# TASK TO COMPLETE
Repeat the entries below exactly as they appear, with no pictures.

# PROVIDED INFORMATION
________________

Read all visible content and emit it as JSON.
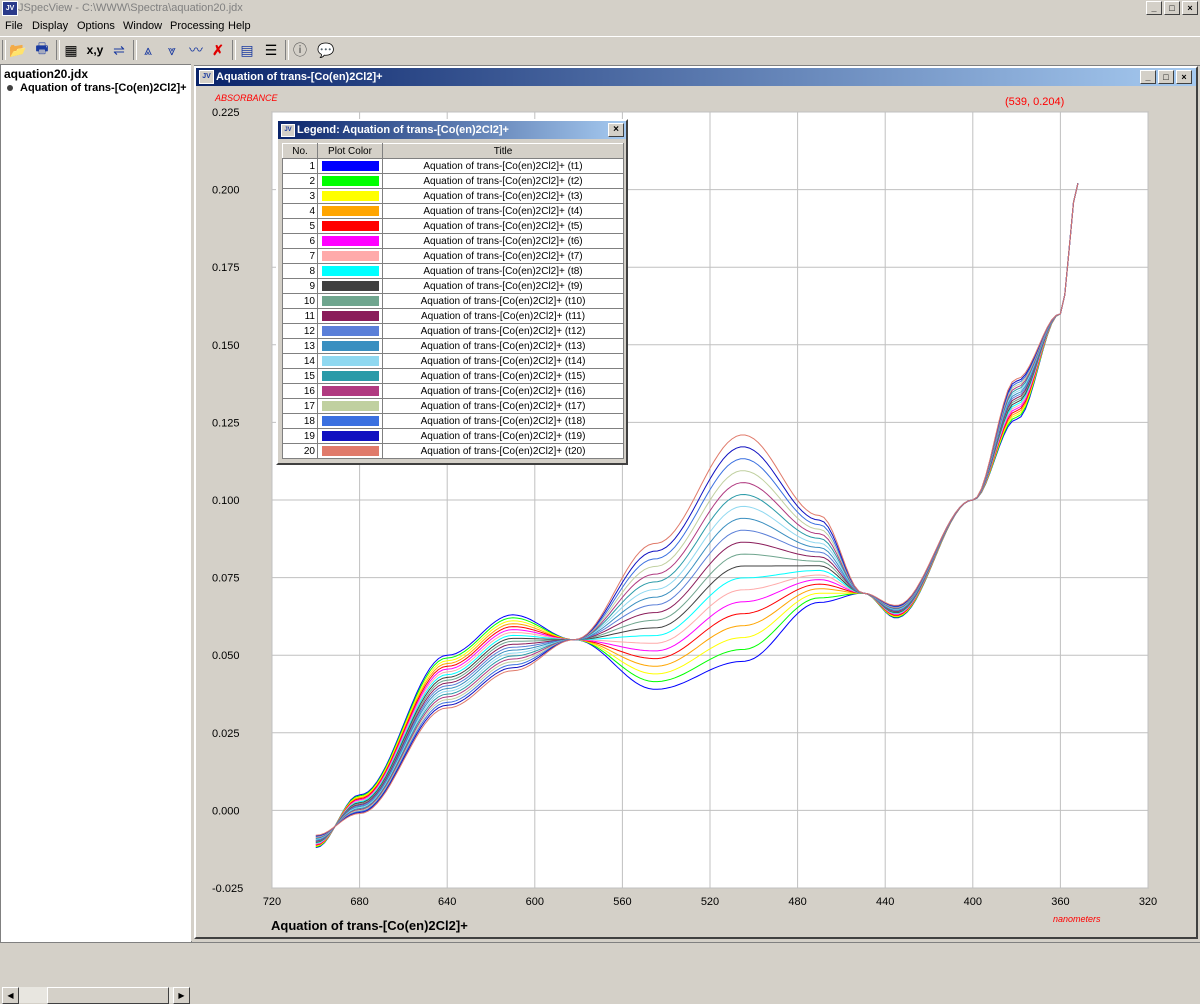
{
  "app": {
    "title": "JSpecView - C:\\WWW\\Spectra\\aquation20.jdx",
    "icon_label": "JV",
    "window_buttons": [
      "_",
      "□",
      "×"
    ]
  },
  "menu": [
    "File",
    "Display",
    "Options",
    "Window",
    "Processing",
    "Help"
  ],
  "toolbar": {
    "buttons": [
      {
        "name": "open-icon",
        "glyph": "📂"
      },
      {
        "name": "print-icon",
        "glyph": "🖶"
      },
      {
        "name": "grid-icon",
        "glyph": "▦"
      },
      {
        "name": "coordinates-button",
        "glyph": "x,y"
      },
      {
        "name": "reverse-plot-icon",
        "glyph": "⇌"
      },
      {
        "name": "overlay-spectra-icon",
        "glyph": "⩓"
      },
      {
        "name": "split-spectra-icon",
        "glyph": "⩔"
      },
      {
        "name": "overlay-key-icon",
        "glyph": "〰"
      },
      {
        "name": "close-spectrum-icon",
        "glyph": "✗"
      },
      {
        "name": "source-view-icon",
        "glyph": "▤"
      },
      {
        "name": "legend-list-icon",
        "glyph": "☰"
      },
      {
        "name": "about-icon",
        "glyph": "ⓘ"
      },
      {
        "name": "help-icon",
        "glyph": "💬"
      }
    ]
  },
  "tree": {
    "file": "aquation20.jdx",
    "item": "Aquation of trans-[Co(en)2Cl2]+"
  },
  "child_window": {
    "title": "Aquation of trans-[Co(en)2Cl2]+"
  },
  "plot": {
    "ylabel": "ABSORBANCE",
    "xlabel": "nanometers",
    "title": "Aquation of trans-[Co(en)2Cl2]+",
    "coord_readout": "(539, 0.204)",
    "y_ticks": [
      "0.225",
      "0.200",
      "0.175",
      "0.150",
      "0.125",
      "0.100",
      "0.075",
      "0.050",
      "0.025",
      "0.000",
      "-0.025"
    ],
    "x_ticks": [
      "720",
      "680",
      "640",
      "600",
      "560",
      "520",
      "480",
      "440",
      "400",
      "360",
      "320"
    ],
    "xlim": [
      720,
      320
    ],
    "ylim": [
      -0.025,
      0.225
    ]
  },
  "chart_data": {
    "type": "line",
    "x_range": [
      700,
      352
    ],
    "xlim": [
      720,
      320
    ],
    "ylim": [
      -0.025,
      0.225
    ],
    "grid": true,
    "xlabel": "nanometers",
    "ylabel": "ABSORBANCE",
    "series_t1": {
      "x": [
        700,
        680,
        640,
        610,
        582,
        545,
        505,
        470,
        450,
        435,
        400,
        380,
        360,
        352
      ],
      "y": [
        -0.012,
        0.005,
        0.05,
        0.063,
        0.055,
        0.039,
        0.048,
        0.067,
        0.07,
        0.062,
        0.1,
        0.126,
        0.16,
        0.202
      ]
    },
    "series_t20": {
      "x": [
        700,
        680,
        640,
        610,
        582,
        545,
        505,
        470,
        450,
        435,
        400,
        380,
        360,
        352
      ],
      "y": [
        -0.008,
        -0.001,
        0.033,
        0.045,
        0.055,
        0.086,
        0.121,
        0.095,
        0.07,
        0.066,
        0.1,
        0.139,
        0.16,
        0.202
      ]
    }
  },
  "legend": {
    "title": "Legend: Aquation of trans-[Co(en)2Cl2]+",
    "close_glyph": "×",
    "headers": [
      "No.",
      "Plot Color",
      "Title"
    ],
    "rows": [
      {
        "no": "1",
        "color": "#0000ff",
        "title": "Aquation of trans-[Co(en)2Cl2]+ (t1)"
      },
      {
        "no": "2",
        "color": "#00ff00",
        "title": "Aquation of trans-[Co(en)2Cl2]+ (t2)"
      },
      {
        "no": "3",
        "color": "#ffff00",
        "title": "Aquation of trans-[Co(en)2Cl2]+ (t3)"
      },
      {
        "no": "4",
        "color": "#ffa500",
        "title": "Aquation of trans-[Co(en)2Cl2]+ (t4)"
      },
      {
        "no": "5",
        "color": "#ff0000",
        "title": "Aquation of trans-[Co(en)2Cl2]+ (t5)"
      },
      {
        "no": "6",
        "color": "#ff00ff",
        "title": "Aquation of trans-[Co(en)2Cl2]+ (t6)"
      },
      {
        "no": "7",
        "color": "#ffaaaa",
        "title": "Aquation of trans-[Co(en)2Cl2]+ (t7)"
      },
      {
        "no": "8",
        "color": "#00ffff",
        "title": "Aquation of trans-[Co(en)2Cl2]+ (t8)"
      },
      {
        "no": "9",
        "color": "#404040",
        "title": "Aquation of trans-[Co(en)2Cl2]+ (t9)"
      },
      {
        "no": "10",
        "color": "#6fa58e",
        "title": "Aquation of trans-[Co(en)2Cl2]+ (t10)"
      },
      {
        "no": "11",
        "color": "#8a1c5a",
        "title": "Aquation of trans-[Co(en)2Cl2]+ (t11)"
      },
      {
        "no": "12",
        "color": "#5a7fd8",
        "title": "Aquation of trans-[Co(en)2Cl2]+ (t12)"
      },
      {
        "no": "13",
        "color": "#3a8fc0",
        "title": "Aquation of trans-[Co(en)2Cl2]+ (t13)"
      },
      {
        "no": "14",
        "color": "#8fd8f0",
        "title": "Aquation of trans-[Co(en)2Cl2]+ (t14)"
      },
      {
        "no": "15",
        "color": "#2a9aa8",
        "title": "Aquation of trans-[Co(en)2Cl2]+ (t15)"
      },
      {
        "no": "16",
        "color": "#b03a80",
        "title": "Aquation of trans-[Co(en)2Cl2]+ (t16)"
      },
      {
        "no": "17",
        "color": "#c0d0a0",
        "title": "Aquation of trans-[Co(en)2Cl2]+ (t17)"
      },
      {
        "no": "18",
        "color": "#3a70e0",
        "title": "Aquation of trans-[Co(en)2Cl2]+ (t18)"
      },
      {
        "no": "19",
        "color": "#1010c0",
        "title": "Aquation of trans-[Co(en)2Cl2]+ (t19)"
      },
      {
        "no": "20",
        "color": "#e07a6a",
        "title": "Aquation of trans-[Co(en)2Cl2]+ (t20)"
      }
    ]
  },
  "colors": {
    "readout": "#ff0000",
    "axis_label": "#ff0000"
  }
}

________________

# RESPONSE TO THIS TASK
Read all visible content and emit it as JSON.
{
  "app": {
    "title": "JSpecView - C:\\WWW\\Spectra\\aquation20.jdx",
    "icon_label": "JV",
    "window_buttons": [
      "_",
      "□",
      "×"
    ]
  },
  "menu": [
    "File",
    "Display",
    "Options",
    "Window",
    "Processing",
    "Help"
  ],
  "toolbar": {
    "buttons": [
      {
        "name": "open-icon",
        "glyph": "📂"
      },
      {
        "name": "print-icon",
        "glyph": "🖶"
      },
      {
        "name": "grid-icon",
        "glyph": "▦"
      },
      {
        "name": "coordinates-button",
        "glyph": "x,y"
      },
      {
        "name": "reverse-plot-icon",
        "glyph": "⇌"
      },
      {
        "name": "overlay-spectra-icon",
        "glyph": "⩓"
      },
      {
        "name": "split-spectra-icon",
        "glyph": "⩔"
      },
      {
        "name": "overlay-key-icon",
        "glyph": "〰"
      },
      {
        "name": "close-spectrum-icon",
        "glyph": "✗"
      },
      {
        "name": "source-view-icon",
        "glyph": "▤"
      },
      {
        "name": "legend-list-icon",
        "glyph": "☰"
      },
      {
        "name": "about-icon",
        "glyph": "ⓘ"
      },
      {
        "name": "help-icon",
        "glyph": "💬"
      }
    ]
  },
  "tree": {
    "file": "aquation20.jdx",
    "item": "Aquation of trans-[Co(en)2Cl2]+"
  },
  "child_window": {
    "title": "Aquation of trans-[Co(en)2Cl2]+"
  },
  "plot": {
    "ylabel": "ABSORBANCE",
    "xlabel": "nanometers",
    "title": "Aquation of trans-[Co(en)2Cl2]+",
    "coord_readout": "(539, 0.204)",
    "y_ticks": [
      "0.225",
      "0.200",
      "0.175",
      "0.150",
      "0.125",
      "0.100",
      "0.075",
      "0.050",
      "0.025",
      "0.000",
      "-0.025"
    ],
    "x_ticks": [
      "720",
      "680",
      "640",
      "600",
      "560",
      "520",
      "480",
      "440",
      "400",
      "360",
      "320"
    ],
    "xlim": [
      720,
      320
    ],
    "ylim": [
      -0.025,
      0.225
    ]
  },
  "chart_data": {
    "type": "line",
    "x_range": [
      700,
      352
    ],
    "xlim": [
      720,
      320
    ],
    "ylim": [
      -0.025,
      0.225
    ],
    "grid": true,
    "xlabel": "nanometers",
    "ylabel": "ABSORBANCE",
    "series_t1": {
      "x": [
        700,
        680,
        640,
        610,
        582,
        545,
        505,
        470,
        450,
        435,
        400,
        380,
        360,
        352
      ],
      "y": [
        -0.012,
        0.005,
        0.05,
        0.063,
        0.055,
        0.039,
        0.048,
        0.067,
        0.07,
        0.062,
        0.1,
        0.126,
        0.16,
        0.202
      ]
    },
    "series_t20": {
      "x": [
        700,
        680,
        640,
        610,
        582,
        545,
        505,
        470,
        450,
        435,
        400,
        380,
        360,
        352
      ],
      "y": [
        -0.008,
        -0.001,
        0.033,
        0.045,
        0.055,
        0.086,
        0.121,
        0.095,
        0.07,
        0.066,
        0.1,
        0.139,
        0.16,
        0.202
      ]
    }
  },
  "legend": {
    "title": "Legend: Aquation of trans-[Co(en)2Cl2]+",
    "close_glyph": "×",
    "headers": [
      "No.",
      "Plot Color",
      "Title"
    ],
    "rows": [
      {
        "no": "1",
        "color": "#0000ff",
        "title": "Aquation of trans-[Co(en)2Cl2]+ (t1)"
      },
      {
        "no": "2",
        "color": "#00ff00",
        "title": "Aquation of trans-[Co(en)2Cl2]+ (t2)"
      },
      {
        "no": "3",
        "color": "#ffff00",
        "title": "Aquation of trans-[Co(en)2Cl2]+ (t3)"
      },
      {
        "no": "4",
        "color": "#ffa500",
        "title": "Aquation of trans-[Co(en)2Cl2]+ (t4)"
      },
      {
        "no": "5",
        "color": "#ff0000",
        "title": "Aquation of trans-[Co(en)2Cl2]+ (t5)"
      },
      {
        "no": "6",
        "color": "#ff00ff",
        "title": "Aquation of trans-[Co(en)2Cl2]+ (t6)"
      },
      {
        "no": "7",
        "color": "#ffaaaa",
        "title": "Aquation of trans-[Co(en)2Cl2]+ (t7)"
      },
      {
        "no": "8",
        "color": "#00ffff",
        "title": "Aquation of trans-[Co(en)2Cl2]+ (t8)"
      },
      {
        "no": "9",
        "color": "#404040",
        "title": "Aquation of trans-[Co(en)2Cl2]+ (t9)"
      },
      {
        "no": "10",
        "color": "#6fa58e",
        "title": "Aquation of trans-[Co(en)2Cl2]+ (t10)"
      },
      {
        "no": "11",
        "color": "#8a1c5a",
        "title": "Aquation of trans-[Co(en)2Cl2]+ (t11)"
      },
      {
        "no": "12",
        "color": "#5a7fd8",
        "title": "Aquation of trans-[Co(en)2Cl2]+ (t12)"
      },
      {
        "no": "13",
        "color": "#3a8fc0",
        "title": "Aquation of trans-[Co(en)2Cl2]+ (t13)"
      },
      {
        "no": "14",
        "color": "#8fd8f0",
        "title": "Aquation of trans-[Co(en)2Cl2]+ (t14)"
      },
      {
        "no": "15",
        "color": "#2a9aa8",
        "title": "Aquation of trans-[Co(en)2Cl2]+ (t15)"
      },
      {
        "no": "16",
        "color": "#b03a80",
        "title": "Aquation of trans-[Co(en)2Cl2]+ (t16)"
      },
      {
        "no": "17",
        "color": "#c0d0a0",
        "title": "Aquation of trans-[Co(en)2Cl2]+ (t17)"
      },
      {
        "no": "18",
        "color": "#3a70e0",
        "title": "Aquation of trans-[Co(en)2Cl2]+ (t18)"
      },
      {
        "no": "19",
        "color": "#1010c0",
        "title": "Aquation of trans-[Co(en)2Cl2]+ (t19)"
      },
      {
        "no": "20",
        "color": "#e07a6a",
        "title": "Aquation of trans-[Co(en)2Cl2]+ (t20)"
      }
    ]
  },
  "colors": {
    "readout": "#ff0000",
    "axis_label": "#ff0000"
  }
}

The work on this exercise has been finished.